Your instructions: Character for character, give back every line below.

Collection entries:
= Beginning of Section =
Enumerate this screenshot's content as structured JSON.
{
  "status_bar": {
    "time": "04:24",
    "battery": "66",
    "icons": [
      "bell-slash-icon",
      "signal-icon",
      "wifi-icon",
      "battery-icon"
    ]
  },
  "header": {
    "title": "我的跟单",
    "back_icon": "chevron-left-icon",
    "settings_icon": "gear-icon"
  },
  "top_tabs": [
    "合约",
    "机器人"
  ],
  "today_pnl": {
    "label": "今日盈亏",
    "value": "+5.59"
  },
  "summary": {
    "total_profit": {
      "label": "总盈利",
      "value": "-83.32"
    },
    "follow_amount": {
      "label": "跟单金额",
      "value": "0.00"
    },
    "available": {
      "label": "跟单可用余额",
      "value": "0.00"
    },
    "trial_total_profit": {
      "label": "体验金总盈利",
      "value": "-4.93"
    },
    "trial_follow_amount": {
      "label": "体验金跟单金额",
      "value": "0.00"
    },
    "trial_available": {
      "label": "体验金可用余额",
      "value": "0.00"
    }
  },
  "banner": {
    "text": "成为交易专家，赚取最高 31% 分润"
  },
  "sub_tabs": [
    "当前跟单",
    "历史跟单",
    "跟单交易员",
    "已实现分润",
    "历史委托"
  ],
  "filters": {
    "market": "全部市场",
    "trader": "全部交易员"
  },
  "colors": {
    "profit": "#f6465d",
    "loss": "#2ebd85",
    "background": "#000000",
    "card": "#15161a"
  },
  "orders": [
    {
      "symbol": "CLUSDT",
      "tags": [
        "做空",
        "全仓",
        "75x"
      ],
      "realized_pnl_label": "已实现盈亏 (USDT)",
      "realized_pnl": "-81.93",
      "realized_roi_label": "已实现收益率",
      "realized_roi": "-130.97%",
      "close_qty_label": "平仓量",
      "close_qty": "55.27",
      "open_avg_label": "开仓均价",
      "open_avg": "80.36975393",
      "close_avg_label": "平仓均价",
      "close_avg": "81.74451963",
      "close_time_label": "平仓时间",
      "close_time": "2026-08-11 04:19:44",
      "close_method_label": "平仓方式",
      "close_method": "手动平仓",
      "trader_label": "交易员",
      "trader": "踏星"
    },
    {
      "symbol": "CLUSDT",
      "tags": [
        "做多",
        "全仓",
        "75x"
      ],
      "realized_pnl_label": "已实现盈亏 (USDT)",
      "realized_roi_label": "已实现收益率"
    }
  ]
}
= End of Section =
Written response:
Enumerate this screenshot's content as structured JSON.
{
  "status_bar": {
    "time": "04:24",
    "battery": "66",
    "icons": [
      "bell-slash-icon",
      "signal-icon",
      "wifi-icon",
      "battery-icon"
    ]
  },
  "header": {
    "title": "我的跟单",
    "back_icon": "chevron-left-icon",
    "settings_icon": "gear-icon"
  },
  "top_tabs": [
    "合约",
    "机器人"
  ],
  "today_pnl": {
    "label": "今日盈亏",
    "value": "+5.59"
  },
  "summary": {
    "total_profit": {
      "label": "总盈利",
      "value": "-83.32"
    },
    "follow_amount": {
      "label": "跟单金额",
      "value": "0.00"
    },
    "available": {
      "label": "跟单可用余额",
      "value": "0.00"
    },
    "trial_total_profit": {
      "label": "体验金总盈利",
      "value": "-4.93"
    },
    "trial_follow_amount": {
      "label": "体验金跟单金额",
      "value": "0.00"
    },
    "trial_available": {
      "label": "体验金可用余额",
      "value": "0.00"
    }
  },
  "banner": {
    "text": "成为交易专家，赚取最高 31% 分润"
  },
  "sub_tabs": [
    "当前跟单",
    "历史跟单",
    "跟单交易员",
    "已实现分润",
    "历史委托"
  ],
  "filters": {
    "market": "全部市场",
    "trader": "全部交易员"
  },
  "colors": {
    "profit": "#f6465d",
    "loss": "#2ebd85",
    "background": "#000000",
    "card": "#15161a"
  },
  "orders": [
    {
      "symbol": "CLUSDT",
      "tags": [
        "做空",
        "全仓",
        "75x"
      ],
      "realized_pnl_label": "已实现盈亏 (USDT)",
      "realized_pnl": "-81.93",
      "realized_roi_label": "已实现收益率",
      "realized_roi": "-130.97%",
      "close_qty_label": "平仓量",
      "close_qty": "55.27",
      "open_avg_label": "开仓均价",
      "open_avg": "80.36975393",
      "close_avg_label": "平仓均价",
      "close_avg": "81.74451963",
      "close_time_label": "平仓时间",
      "close_time": "2026-08-11 04:19:44",
      "close_method_label": "平仓方式",
      "close_method": "手动平仓",
      "trader_label": "交易员",
      "trader": "踏星"
    },
    {
      "symbol": "CLUSDT",
      "tags": [
        "做多",
        "全仓",
        "75x"
      ],
      "realized_pnl_label": "已实现盈亏 (USDT)",
      "realized_roi_label": "已实现收益率"
    }
  ]
}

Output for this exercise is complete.